**Instructions to follow:** In the entries below, spot each line with the word "lucia" and copy it.

**Dataset excerpts:**

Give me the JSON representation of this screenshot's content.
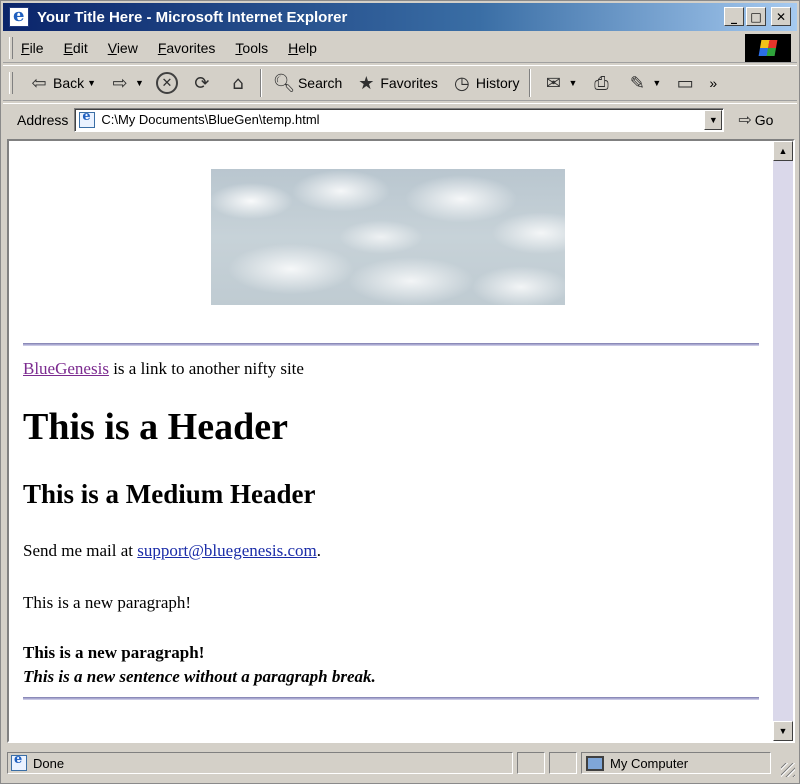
{
  "window": {
    "title": "Your Title Here - Microsoft Internet Explorer",
    "controls": {
      "minimize": "_",
      "maximize": "□",
      "close": "✕"
    }
  },
  "menu": {
    "items": [
      {
        "label": "File"
      },
      {
        "label": "Edit"
      },
      {
        "label": "View"
      },
      {
        "label": "Favorites"
      },
      {
        "label": "Tools"
      },
      {
        "label": "Help"
      }
    ]
  },
  "toolbar": {
    "back_label": "Back",
    "search_label": "Search",
    "favorites_label": "Favorites",
    "history_label": "History",
    "chevron": "»"
  },
  "address": {
    "label": "Address",
    "value": "C:\\My Documents\\BlueGen\\temp.html",
    "go_label": "Go"
  },
  "page": {
    "link_text": "BlueGenesis",
    "link_rest": " is a link to another nifty site",
    "header_large": "This is a Header",
    "header_medium": "This is a Medium Header",
    "mail_prefix": "Send me mail at ",
    "mail_address": "support@bluegenesis.com",
    "mail_suffix": ".",
    "paragraph1": "This is a new paragraph!",
    "paragraph2_bold": "This is a new paragraph!",
    "paragraph2_italic": "This is a new sentence without a paragraph break."
  },
  "status": {
    "text": "Done",
    "zone": "My Computer"
  },
  "colors": {
    "title_gradient_start": "#0a246a",
    "title_gradient_end": "#a6caf0",
    "visited_link": "#7b2a8f",
    "mail_link": "#1a2ca8",
    "rule": "#a9a8d0",
    "chrome": "#d4d0c8"
  },
  "icons": {
    "title": "ie-page-icon",
    "back": "back-arrow-icon",
    "forward": "forward-arrow-icon",
    "stop": "stop-icon",
    "refresh": "refresh-icon",
    "home": "home-icon",
    "search": "search-globe-icon",
    "favorites": "favorites-folder-icon",
    "history": "history-icon",
    "mail": "mail-icon",
    "print": "print-icon",
    "edit": "edit-icon",
    "discuss": "discuss-icon"
  }
}
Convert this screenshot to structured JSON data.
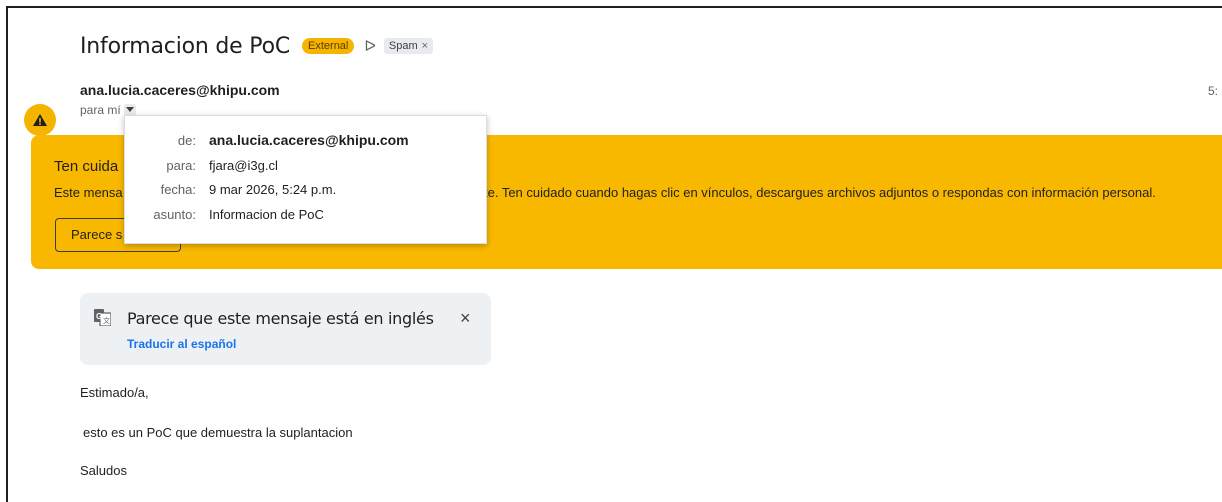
{
  "email": {
    "subject": "Informacion de PoC",
    "labels": {
      "external": "External",
      "spam": "Spam",
      "spam_remove": "×"
    },
    "sender": "ana.lucia.caceres@khipu.com",
    "recipient_prefix": "para mí",
    "time": "5:",
    "body": {
      "greeting": "Estimado/a,",
      "line1": "esto es un PoC que demuestra la suplantacion",
      "signoff": "Saludos"
    }
  },
  "warning_banner": {
    "title": "Ten cuida",
    "text_left": "Este mensa",
    "text_right": "te. Ten cuidado cuando hagas clic en vínculos, descargues archivos adjuntos o respondas con información personal.",
    "button_label": "Parece s"
  },
  "details_popup": {
    "from_key": "de:",
    "from_value": "ana.lucia.caceres@khipu.com",
    "to_key": "para:",
    "to_value": "fjara@i3g.cl",
    "date_key": "fecha:",
    "date_value": "9 mar 2026, 5:24 p.m.",
    "subject_key": "asunto:",
    "subject_value": "Informacion de PoC"
  },
  "translate_bar": {
    "message": "Parece que este mensaje está en inglés",
    "link": "Traducir al español",
    "close": "×"
  },
  "colors": {
    "warning": "#f9b800",
    "external_badge": "#f4b400",
    "link": "#1a73e8"
  },
  "icons": [
    "warning-icon",
    "label-importance-icon",
    "chevron-down-icon",
    "translate-icon",
    "close-icon"
  ]
}
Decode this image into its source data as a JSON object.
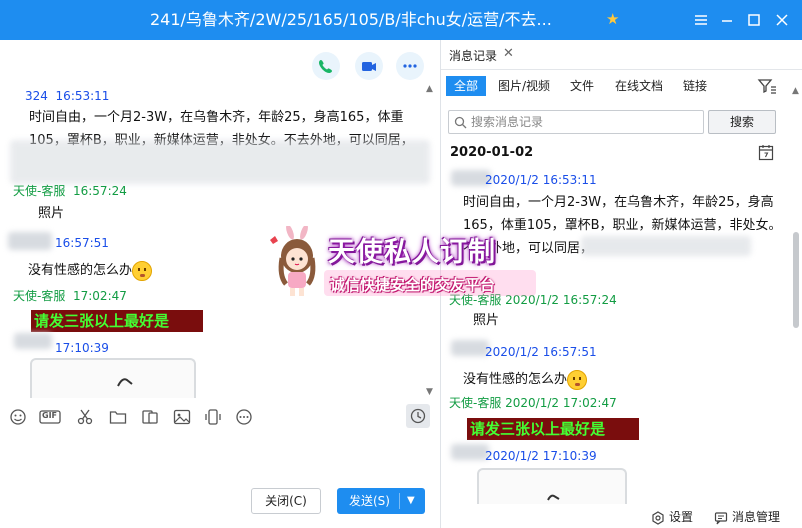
{
  "window": {
    "title": "241/乌鲁木齐/2W/25/165/105/B/非chu女/运营/不去..."
  },
  "chat": {
    "messages": [
      {
        "sender": "324",
        "time": "16:53:11",
        "text_line1": "时间自由，一个月2-3W，在乌鲁木齐，年龄25，身高165，体重",
        "text_line2": "105，罩杯B，职业，新媒体运营，非处女。不去外地，可以同居，"
      },
      {
        "sender": "天使-客服",
        "time": "16:57:24",
        "text": "照片"
      },
      {
        "sender": "",
        "time": "16:57:51",
        "text": "没有性感的怎么办"
      },
      {
        "sender": "天使-客服",
        "time": "17:02:47",
        "text": "请发三张以上最好是"
      },
      {
        "sender": "",
        "time": "17:10:39"
      }
    ]
  },
  "toolbar": {
    "icons": [
      "emoji-icon",
      "gif-icon",
      "scissors-icon",
      "folder-icon",
      "sticker-icon",
      "image-icon",
      "shake-icon",
      "more-icon"
    ],
    "gif_label": "GIF"
  },
  "actions": {
    "close_label": "关闭(C)",
    "send_label": "发送(S)"
  },
  "history": {
    "tab_title": "消息记录",
    "filters": [
      "全部",
      "图片/视频",
      "文件",
      "在线文档",
      "链接"
    ],
    "search_placeholder": "搜索消息记录",
    "search_button": "搜索",
    "date": "2020-01-02",
    "entries": [
      {
        "meta": "2020/1/2 16:53:11",
        "text_line1": "时间自由，一个月2-3W，在乌鲁木齐，年龄25，身高",
        "text_line2": "165，体重105，罩杯B，职业，新媒体运营，非处女。",
        "text_line3": "不去外地，可以同居，"
      },
      {
        "meta": "天使-客服 2020/1/2 16:57:24",
        "text": "照片"
      },
      {
        "meta": "2020/1/2 16:57:51",
        "text": "没有性感的怎么办"
      },
      {
        "meta": "天使-客服 2020/1/2 17:02:47",
        "text": "请发三张以上最好是"
      },
      {
        "meta": "2020/1/2 17:10:39"
      }
    ],
    "settings_label": "设置",
    "manage_label": "消息管理"
  },
  "watermark": {
    "title": "天使私人订制",
    "subtitle": "诚信快捷安全的交友平台"
  },
  "colors": {
    "titlebar": "#1e8df0",
    "sender_blue": "#1a4ee8",
    "sender_green": "#129c43",
    "banner_bg": "#7a0d0d",
    "banner_text": "#44ff33"
  }
}
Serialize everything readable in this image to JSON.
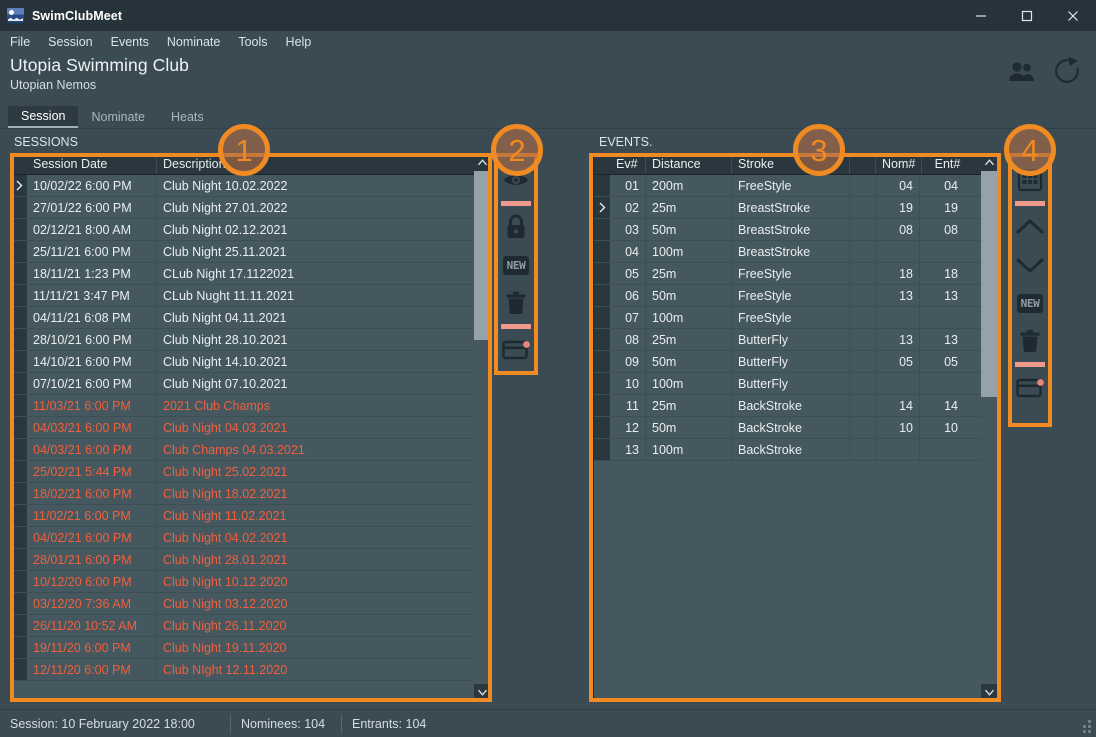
{
  "window": {
    "title": "SwimClubMeet",
    "app_icon": "swim-logo-icon",
    "minimize_label": "—",
    "maximize_label": "□",
    "close_label": "✕"
  },
  "menubar": {
    "items": [
      {
        "label": "File"
      },
      {
        "label": "Session"
      },
      {
        "label": "Events"
      },
      {
        "label": "Nominate"
      },
      {
        "label": "Tools"
      },
      {
        "label": "Help"
      }
    ]
  },
  "header": {
    "club_name": "Utopia Swimming Club",
    "club_subtitle": "Utopian Nemos",
    "actions": [
      {
        "name": "members-icon"
      },
      {
        "name": "refresh-icon"
      }
    ]
  },
  "tabs": [
    {
      "label": "Session",
      "active": true
    },
    {
      "label": "Nominate",
      "active": false
    },
    {
      "label": "Heats",
      "active": false
    }
  ],
  "sessions_panel": {
    "label": "SESSIONS",
    "columns": [
      "Session Date",
      "Description"
    ],
    "selected_row_index": 0,
    "rows": [
      {
        "date": "10/02/22 6:00 PM",
        "description": "Club Night 10.02.2022",
        "past": false,
        "selected": true
      },
      {
        "date": "27/01/22 6:00 PM",
        "description": "Club Night 27.01.2022",
        "past": false,
        "selected": false
      },
      {
        "date": "02/12/21 8:00 AM",
        "description": "Club Night 02.12.2021",
        "past": false,
        "selected": false
      },
      {
        "date": "25/11/21 6:00 PM",
        "description": "Club Night 25.11.2021",
        "past": false,
        "selected": false
      },
      {
        "date": "18/11/21 1:23 PM",
        "description": "CLub Night 17.1122021",
        "past": false,
        "selected": false
      },
      {
        "date": "11/11/21 3:47 PM",
        "description": "CLub Nught 11.11.2021",
        "past": false,
        "selected": false
      },
      {
        "date": "04/11/21 6:08 PM",
        "description": "Club Night 04.11.2021",
        "past": false,
        "selected": false
      },
      {
        "date": "28/10/21 6:00 PM",
        "description": "Club Night 28.10.2021",
        "past": false,
        "selected": false
      },
      {
        "date": "14/10/21 6:00 PM",
        "description": "Club Night 14.10.2021",
        "past": false,
        "selected": false
      },
      {
        "date": "07/10/21 6:00 PM",
        "description": "Club Night 07.10.2021",
        "past": false,
        "selected": false
      },
      {
        "date": "11/03/21 6:00 PM",
        "description": "2021 Club Champs",
        "past": true,
        "selected": false
      },
      {
        "date": "04/03/21 6:00 PM",
        "description": "Club Night 04.03.2021",
        "past": true,
        "selected": false
      },
      {
        "date": "04/03/21 6:00 PM",
        "description": "Club Champs 04.03.2021",
        "past": true,
        "selected": false
      },
      {
        "date": "25/02/21 5:44 PM",
        "description": "Club Night 25.02.2021",
        "past": true,
        "selected": false
      },
      {
        "date": "18/02/21 6:00 PM",
        "description": "Club Night 18.02.2021",
        "past": true,
        "selected": false
      },
      {
        "date": "11/02/21 6:00 PM",
        "description": "Club Night 11.02.2021",
        "past": true,
        "selected": false
      },
      {
        "date": "04/02/21 6:00 PM",
        "description": "Club Night 04.02.2021",
        "past": true,
        "selected": false
      },
      {
        "date": "28/01/21 6:00 PM",
        "description": "Club Night 28.01.2021",
        "past": true,
        "selected": false
      },
      {
        "date": "10/12/20 6:00 PM",
        "description": "Club Night 10.12.2020",
        "past": true,
        "selected": false
      },
      {
        "date": "03/12/20 7:36 AM",
        "description": "Club Night 03.12.2020",
        "past": true,
        "selected": false
      },
      {
        "date": "26/11/20 10:52 AM",
        "description": "Club Night 26.11.2020",
        "past": true,
        "selected": false
      },
      {
        "date": "19/11/20 6:00 PM",
        "description": "Club Night 19.11.2020",
        "past": true,
        "selected": false
      },
      {
        "date": "12/11/20 6:00 PM",
        "description": "Club NIght 12.11.2020",
        "past": true,
        "selected": false
      }
    ],
    "scrollbar": {
      "thumb_top_pct": 0,
      "thumb_height_pct": 33
    }
  },
  "sessions_toolbar": {
    "buttons": [
      {
        "name": "eye-icon",
        "label": ""
      },
      {
        "name": "separator",
        "label": ""
      },
      {
        "name": "lock-icon",
        "label": ""
      },
      {
        "name": "new-icon",
        "label": "NEW"
      },
      {
        "name": "trash-icon",
        "label": ""
      },
      {
        "name": "separator",
        "label": ""
      },
      {
        "name": "save-card-icon",
        "label": ""
      }
    ]
  },
  "events_panel": {
    "label": "EVENTS.",
    "columns": [
      "Ev#",
      "Distance",
      "Stroke",
      "",
      "Nom#",
      "Ent#"
    ],
    "selected_row_index": 1,
    "rows": [
      {
        "ev": "01",
        "distance": "200m",
        "stroke": "FreeStyle",
        "nom": "04",
        "ent": "04",
        "selected": false
      },
      {
        "ev": "02",
        "distance": "25m",
        "stroke": "BreastStroke",
        "nom": "19",
        "ent": "19",
        "selected": true
      },
      {
        "ev": "03",
        "distance": "50m",
        "stroke": "BreastStroke",
        "nom": "08",
        "ent": "08",
        "selected": false
      },
      {
        "ev": "04",
        "distance": "100m",
        "stroke": "BreastStroke",
        "nom": "",
        "ent": "",
        "selected": false
      },
      {
        "ev": "05",
        "distance": "25m",
        "stroke": "FreeStyle",
        "nom": "18",
        "ent": "18",
        "selected": false
      },
      {
        "ev": "06",
        "distance": "50m",
        "stroke": "FreeStyle",
        "nom": "13",
        "ent": "13",
        "selected": false
      },
      {
        "ev": "07",
        "distance": "100m",
        "stroke": "FreeStyle",
        "nom": "",
        "ent": "",
        "selected": false
      },
      {
        "ev": "08",
        "distance": "25m",
        "stroke": "ButterFly",
        "nom": "13",
        "ent": "13",
        "selected": false
      },
      {
        "ev": "09",
        "distance": "50m",
        "stroke": "ButterFly",
        "nom": "05",
        "ent": "05",
        "selected": false
      },
      {
        "ev": "10",
        "distance": "100m",
        "stroke": "ButterFly",
        "nom": "",
        "ent": "",
        "selected": false
      },
      {
        "ev": "11",
        "distance": "25m",
        "stroke": "BackStroke",
        "nom": "14",
        "ent": "14",
        "selected": false
      },
      {
        "ev": "12",
        "distance": "50m",
        "stroke": "BackStroke",
        "nom": "10",
        "ent": "10",
        "selected": false
      },
      {
        "ev": "13",
        "distance": "100m",
        "stroke": "BackStroke",
        "nom": "",
        "ent": "",
        "selected": false
      }
    ],
    "scrollbar": {
      "thumb_top_pct": 0,
      "thumb_height_pct": 44
    }
  },
  "events_toolbar": {
    "buttons": [
      {
        "name": "grid-icon",
        "label": ""
      },
      {
        "name": "separator",
        "label": ""
      },
      {
        "name": "move-up-icon",
        "label": ""
      },
      {
        "name": "move-down-icon",
        "label": ""
      },
      {
        "name": "new-icon",
        "label": "NEW"
      },
      {
        "name": "trash-icon",
        "label": ""
      },
      {
        "name": "separator",
        "label": ""
      },
      {
        "name": "save-card-icon",
        "label": ""
      }
    ]
  },
  "annotations": [
    {
      "number": "1",
      "target": "sessions-grid"
    },
    {
      "number": "2",
      "target": "sessions-toolbar"
    },
    {
      "number": "3",
      "target": "events-grid"
    },
    {
      "number": "4",
      "target": "events-toolbar"
    }
  ],
  "statusbar": {
    "session": "Session: 10 February 2022 18:00",
    "nominees": "Nominees: 104",
    "entrants": "Entrants: 104"
  },
  "colors": {
    "accent_orange": "#ef8b22",
    "past_red": "#ef603d",
    "window_bg": "#3a4b53",
    "grid_row_bg": "#46585f",
    "grid_header_bg": "#2b373e",
    "titlebar_bg": "#27333b"
  }
}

**Exercise output:**
    "sender": "ana.lucia.caceres@khipu.com",
    "from_value": "ana.lucia.caceres@khipu.com",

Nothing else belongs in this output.